There is a certain class of employees every organization values above others—employees who are self-motivated, employees willing to take risks and try out new ideas, employees who are reliable and drive business results. But what drives highly-engaged employees? Is it an innate or an instilled sense of confidence in their skills and abilities?
From years in the training industry, we believe one tool that grants employees the confidence and willingness to participate proactively is experience; experience on the job that helps employees evolve their own understanding and perception of the workings of their business. But learning on the job has a slow learning curve and is a process that involves hits and misses; misses that may cost the organization time and money. What would be ideal is an environment that replicates the actual work environment; one that gives a learner the chance to practice the sort of problem-solving and decision-making they perform in real life.
Immersive learning or simulations effectively create this environment for the learner. They make the learner solve problems and deal with issues critical to the organization or the learner’s personal growth. Simulations offer the learner the freedom to role-play in a virtual work environment and take decisions which are safe. Being decisions taken in the ‘virtual world’ they do not actually do any damage to the organization or the individual himself. So how does this virtual environment work?
Need to pick the right fashion trend for your designing house? Assess the various options, study the sales forecast and select a trend. Watch the outcome of this decision—perhaps, you’ve picked the year’s most popular trend or you end up drowning in inventory. No matter, go back and try again.
Need to fine-tune your logistics operations? Visit each step in the workflow and tweak the input to view its impact on the output. Re-evaluate your strategy and design a new one, if needed.
As the learner replays and tries out various solutions, they are constantly honing their own mental model of how the process works, second-guessing the system, letting their experiences evolve. In short, the very same thing they would do in a real job. Except that simulations work on a condensed timeline and offer a risk-free environment.

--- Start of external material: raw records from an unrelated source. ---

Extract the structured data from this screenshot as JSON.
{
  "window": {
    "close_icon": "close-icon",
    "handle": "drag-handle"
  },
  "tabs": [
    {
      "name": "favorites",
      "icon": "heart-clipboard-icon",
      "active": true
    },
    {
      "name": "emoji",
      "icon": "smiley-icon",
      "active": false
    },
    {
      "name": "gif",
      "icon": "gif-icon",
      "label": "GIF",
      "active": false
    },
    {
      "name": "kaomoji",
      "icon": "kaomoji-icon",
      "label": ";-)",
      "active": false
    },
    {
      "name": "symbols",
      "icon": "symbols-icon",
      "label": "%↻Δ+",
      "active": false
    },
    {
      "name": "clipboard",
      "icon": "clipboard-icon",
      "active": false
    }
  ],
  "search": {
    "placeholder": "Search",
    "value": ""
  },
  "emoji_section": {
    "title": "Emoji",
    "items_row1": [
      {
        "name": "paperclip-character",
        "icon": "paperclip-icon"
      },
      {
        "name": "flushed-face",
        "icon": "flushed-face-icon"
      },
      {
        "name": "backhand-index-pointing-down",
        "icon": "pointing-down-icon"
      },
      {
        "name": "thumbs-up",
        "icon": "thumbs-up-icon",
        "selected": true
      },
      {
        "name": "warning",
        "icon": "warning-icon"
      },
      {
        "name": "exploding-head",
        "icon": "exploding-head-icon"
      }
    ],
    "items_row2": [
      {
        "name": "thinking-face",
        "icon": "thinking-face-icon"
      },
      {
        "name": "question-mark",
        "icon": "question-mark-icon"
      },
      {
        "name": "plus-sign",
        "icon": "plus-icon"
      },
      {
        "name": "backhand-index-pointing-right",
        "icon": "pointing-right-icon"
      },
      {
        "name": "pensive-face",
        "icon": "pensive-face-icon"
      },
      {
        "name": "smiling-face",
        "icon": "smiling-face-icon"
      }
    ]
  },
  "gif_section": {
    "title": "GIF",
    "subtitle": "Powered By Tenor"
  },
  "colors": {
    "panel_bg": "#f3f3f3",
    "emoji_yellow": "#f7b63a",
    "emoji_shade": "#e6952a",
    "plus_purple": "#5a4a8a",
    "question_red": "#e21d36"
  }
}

Armed with this newly-formed mental model, employees will have the courage to go into their jobs and implement what they have learned over the course of repeated attempts in the simulation.